TASK TO COMPLETE:
Bring together copies of the lines in the data below that contain the word "heading".

====== DATA SHOWN

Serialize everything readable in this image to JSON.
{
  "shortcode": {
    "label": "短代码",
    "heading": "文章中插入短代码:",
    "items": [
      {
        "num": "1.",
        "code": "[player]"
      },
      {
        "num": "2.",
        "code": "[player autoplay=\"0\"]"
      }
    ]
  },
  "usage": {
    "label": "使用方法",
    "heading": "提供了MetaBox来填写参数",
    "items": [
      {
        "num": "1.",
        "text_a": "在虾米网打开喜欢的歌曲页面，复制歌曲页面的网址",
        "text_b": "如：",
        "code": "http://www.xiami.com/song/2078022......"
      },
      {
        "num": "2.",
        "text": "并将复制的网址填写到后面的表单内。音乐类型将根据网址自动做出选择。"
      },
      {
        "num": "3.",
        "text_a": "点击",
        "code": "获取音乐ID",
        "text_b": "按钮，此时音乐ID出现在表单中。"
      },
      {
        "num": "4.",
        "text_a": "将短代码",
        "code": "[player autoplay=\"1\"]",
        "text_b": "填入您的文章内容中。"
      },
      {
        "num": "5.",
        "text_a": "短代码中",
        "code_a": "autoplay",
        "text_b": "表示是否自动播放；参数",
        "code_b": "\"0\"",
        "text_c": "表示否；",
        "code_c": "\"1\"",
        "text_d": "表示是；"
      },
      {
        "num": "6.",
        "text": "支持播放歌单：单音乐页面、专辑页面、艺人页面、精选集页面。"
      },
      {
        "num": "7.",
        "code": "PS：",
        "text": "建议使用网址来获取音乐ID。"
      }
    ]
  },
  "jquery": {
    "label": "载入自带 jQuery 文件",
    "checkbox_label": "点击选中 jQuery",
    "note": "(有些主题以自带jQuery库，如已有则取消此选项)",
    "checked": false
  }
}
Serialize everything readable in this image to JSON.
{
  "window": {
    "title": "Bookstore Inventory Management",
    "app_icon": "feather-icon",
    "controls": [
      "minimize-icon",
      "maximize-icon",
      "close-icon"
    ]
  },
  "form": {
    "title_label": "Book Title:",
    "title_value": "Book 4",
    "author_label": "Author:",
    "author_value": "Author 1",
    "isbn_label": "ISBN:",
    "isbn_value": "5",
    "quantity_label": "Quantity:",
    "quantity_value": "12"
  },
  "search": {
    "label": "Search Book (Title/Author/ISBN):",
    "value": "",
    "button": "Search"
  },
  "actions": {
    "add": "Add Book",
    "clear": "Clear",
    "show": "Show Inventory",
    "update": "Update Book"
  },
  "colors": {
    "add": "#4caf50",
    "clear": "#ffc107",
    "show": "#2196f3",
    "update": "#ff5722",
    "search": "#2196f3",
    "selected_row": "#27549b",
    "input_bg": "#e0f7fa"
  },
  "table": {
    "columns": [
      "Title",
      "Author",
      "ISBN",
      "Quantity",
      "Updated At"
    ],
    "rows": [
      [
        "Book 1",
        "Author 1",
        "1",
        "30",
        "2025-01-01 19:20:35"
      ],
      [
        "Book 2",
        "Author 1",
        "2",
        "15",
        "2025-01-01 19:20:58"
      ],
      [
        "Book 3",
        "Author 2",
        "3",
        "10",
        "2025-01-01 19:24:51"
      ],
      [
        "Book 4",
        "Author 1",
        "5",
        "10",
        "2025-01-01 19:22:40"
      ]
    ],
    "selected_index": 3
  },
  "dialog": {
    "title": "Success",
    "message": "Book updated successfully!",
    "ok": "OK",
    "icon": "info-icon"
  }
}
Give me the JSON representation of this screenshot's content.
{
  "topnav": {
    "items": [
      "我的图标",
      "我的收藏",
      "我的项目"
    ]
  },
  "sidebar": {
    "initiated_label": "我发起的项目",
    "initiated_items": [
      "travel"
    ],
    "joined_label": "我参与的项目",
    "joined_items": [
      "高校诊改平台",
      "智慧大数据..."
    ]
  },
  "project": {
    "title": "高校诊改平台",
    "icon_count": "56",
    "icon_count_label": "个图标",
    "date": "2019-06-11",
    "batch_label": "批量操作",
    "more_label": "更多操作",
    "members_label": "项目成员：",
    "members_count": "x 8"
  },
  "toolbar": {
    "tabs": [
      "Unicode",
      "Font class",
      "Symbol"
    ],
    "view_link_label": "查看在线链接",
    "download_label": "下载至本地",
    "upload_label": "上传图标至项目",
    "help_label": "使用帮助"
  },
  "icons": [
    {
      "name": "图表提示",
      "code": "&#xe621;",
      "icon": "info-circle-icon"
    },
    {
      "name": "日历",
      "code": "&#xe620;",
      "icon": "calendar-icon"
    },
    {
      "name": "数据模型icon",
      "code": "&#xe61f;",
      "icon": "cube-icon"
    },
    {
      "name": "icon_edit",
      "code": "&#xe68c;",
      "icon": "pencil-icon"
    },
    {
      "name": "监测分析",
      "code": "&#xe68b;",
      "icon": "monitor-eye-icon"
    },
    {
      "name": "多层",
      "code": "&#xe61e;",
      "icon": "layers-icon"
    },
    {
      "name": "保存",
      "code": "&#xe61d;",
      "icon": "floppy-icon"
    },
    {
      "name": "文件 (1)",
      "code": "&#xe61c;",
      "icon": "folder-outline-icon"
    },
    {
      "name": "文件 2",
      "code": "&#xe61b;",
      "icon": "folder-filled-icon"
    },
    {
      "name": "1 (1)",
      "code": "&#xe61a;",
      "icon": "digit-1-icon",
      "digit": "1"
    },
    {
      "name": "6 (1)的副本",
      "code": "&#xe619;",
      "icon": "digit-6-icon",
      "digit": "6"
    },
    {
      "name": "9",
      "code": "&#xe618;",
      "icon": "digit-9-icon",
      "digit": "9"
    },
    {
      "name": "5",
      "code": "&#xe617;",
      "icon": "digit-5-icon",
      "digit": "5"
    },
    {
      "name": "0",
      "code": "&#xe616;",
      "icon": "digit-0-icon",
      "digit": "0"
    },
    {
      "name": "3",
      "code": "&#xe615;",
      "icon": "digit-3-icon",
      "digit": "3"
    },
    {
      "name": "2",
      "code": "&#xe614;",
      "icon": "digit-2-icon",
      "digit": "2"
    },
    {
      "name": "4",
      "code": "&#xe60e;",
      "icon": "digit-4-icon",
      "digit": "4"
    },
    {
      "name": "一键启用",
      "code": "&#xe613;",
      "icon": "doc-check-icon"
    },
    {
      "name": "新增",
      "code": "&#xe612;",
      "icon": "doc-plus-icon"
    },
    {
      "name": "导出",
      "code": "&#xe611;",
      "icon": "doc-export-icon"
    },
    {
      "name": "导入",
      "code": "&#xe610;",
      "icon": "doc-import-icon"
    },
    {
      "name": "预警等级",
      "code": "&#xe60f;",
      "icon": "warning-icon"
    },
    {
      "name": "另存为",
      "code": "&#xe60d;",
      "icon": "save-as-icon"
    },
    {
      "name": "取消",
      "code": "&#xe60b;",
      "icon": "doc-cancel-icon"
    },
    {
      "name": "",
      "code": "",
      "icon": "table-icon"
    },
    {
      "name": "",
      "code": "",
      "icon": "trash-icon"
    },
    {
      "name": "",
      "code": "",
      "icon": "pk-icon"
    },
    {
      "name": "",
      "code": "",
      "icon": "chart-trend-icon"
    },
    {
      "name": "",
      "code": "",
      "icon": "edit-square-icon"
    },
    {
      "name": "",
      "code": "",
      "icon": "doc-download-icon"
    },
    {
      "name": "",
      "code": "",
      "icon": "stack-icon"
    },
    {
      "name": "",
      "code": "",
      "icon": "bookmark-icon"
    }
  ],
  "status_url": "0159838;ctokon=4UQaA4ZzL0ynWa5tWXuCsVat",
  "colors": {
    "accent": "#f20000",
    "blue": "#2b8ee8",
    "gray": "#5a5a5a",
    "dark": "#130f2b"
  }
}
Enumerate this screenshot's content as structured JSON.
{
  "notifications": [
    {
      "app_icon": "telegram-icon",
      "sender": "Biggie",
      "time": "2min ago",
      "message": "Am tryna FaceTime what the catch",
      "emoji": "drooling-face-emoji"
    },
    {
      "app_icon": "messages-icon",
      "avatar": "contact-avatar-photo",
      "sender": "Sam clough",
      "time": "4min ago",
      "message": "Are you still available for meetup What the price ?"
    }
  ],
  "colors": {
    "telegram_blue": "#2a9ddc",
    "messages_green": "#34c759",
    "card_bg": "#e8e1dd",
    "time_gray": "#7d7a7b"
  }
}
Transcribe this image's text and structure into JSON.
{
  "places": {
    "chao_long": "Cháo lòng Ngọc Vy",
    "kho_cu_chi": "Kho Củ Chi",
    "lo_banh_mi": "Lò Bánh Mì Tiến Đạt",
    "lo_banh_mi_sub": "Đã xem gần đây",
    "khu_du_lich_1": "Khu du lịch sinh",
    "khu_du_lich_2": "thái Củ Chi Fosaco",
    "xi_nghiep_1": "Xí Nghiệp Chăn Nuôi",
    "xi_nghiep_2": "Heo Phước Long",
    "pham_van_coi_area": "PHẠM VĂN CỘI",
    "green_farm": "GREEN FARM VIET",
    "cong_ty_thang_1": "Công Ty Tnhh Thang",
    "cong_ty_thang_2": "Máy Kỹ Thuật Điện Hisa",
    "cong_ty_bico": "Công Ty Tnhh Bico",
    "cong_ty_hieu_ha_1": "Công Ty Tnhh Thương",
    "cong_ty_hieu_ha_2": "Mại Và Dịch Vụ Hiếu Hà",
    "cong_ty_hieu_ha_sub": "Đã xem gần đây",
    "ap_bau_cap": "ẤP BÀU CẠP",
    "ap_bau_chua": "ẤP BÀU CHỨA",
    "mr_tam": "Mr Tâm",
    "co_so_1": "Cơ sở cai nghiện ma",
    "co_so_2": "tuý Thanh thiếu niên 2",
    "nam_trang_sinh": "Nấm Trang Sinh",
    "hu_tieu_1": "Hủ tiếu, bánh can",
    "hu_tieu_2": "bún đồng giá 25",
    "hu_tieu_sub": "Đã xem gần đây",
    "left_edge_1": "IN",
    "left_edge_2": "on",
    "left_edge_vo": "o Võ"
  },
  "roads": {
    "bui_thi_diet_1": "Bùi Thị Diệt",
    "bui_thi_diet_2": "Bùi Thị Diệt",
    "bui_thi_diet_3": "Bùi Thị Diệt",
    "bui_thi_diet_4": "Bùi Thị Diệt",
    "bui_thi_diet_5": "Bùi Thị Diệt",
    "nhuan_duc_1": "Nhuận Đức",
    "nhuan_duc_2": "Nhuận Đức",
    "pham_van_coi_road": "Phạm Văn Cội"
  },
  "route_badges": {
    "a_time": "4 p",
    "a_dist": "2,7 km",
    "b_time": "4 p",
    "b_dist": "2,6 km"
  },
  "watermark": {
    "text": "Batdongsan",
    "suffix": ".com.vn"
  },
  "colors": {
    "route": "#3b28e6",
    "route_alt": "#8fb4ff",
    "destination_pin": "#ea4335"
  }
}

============

RESPONSE TO THE TASK:
    "heading": "文章中插入短代码:",
    "heading": "提供了MetaBox来填写参数",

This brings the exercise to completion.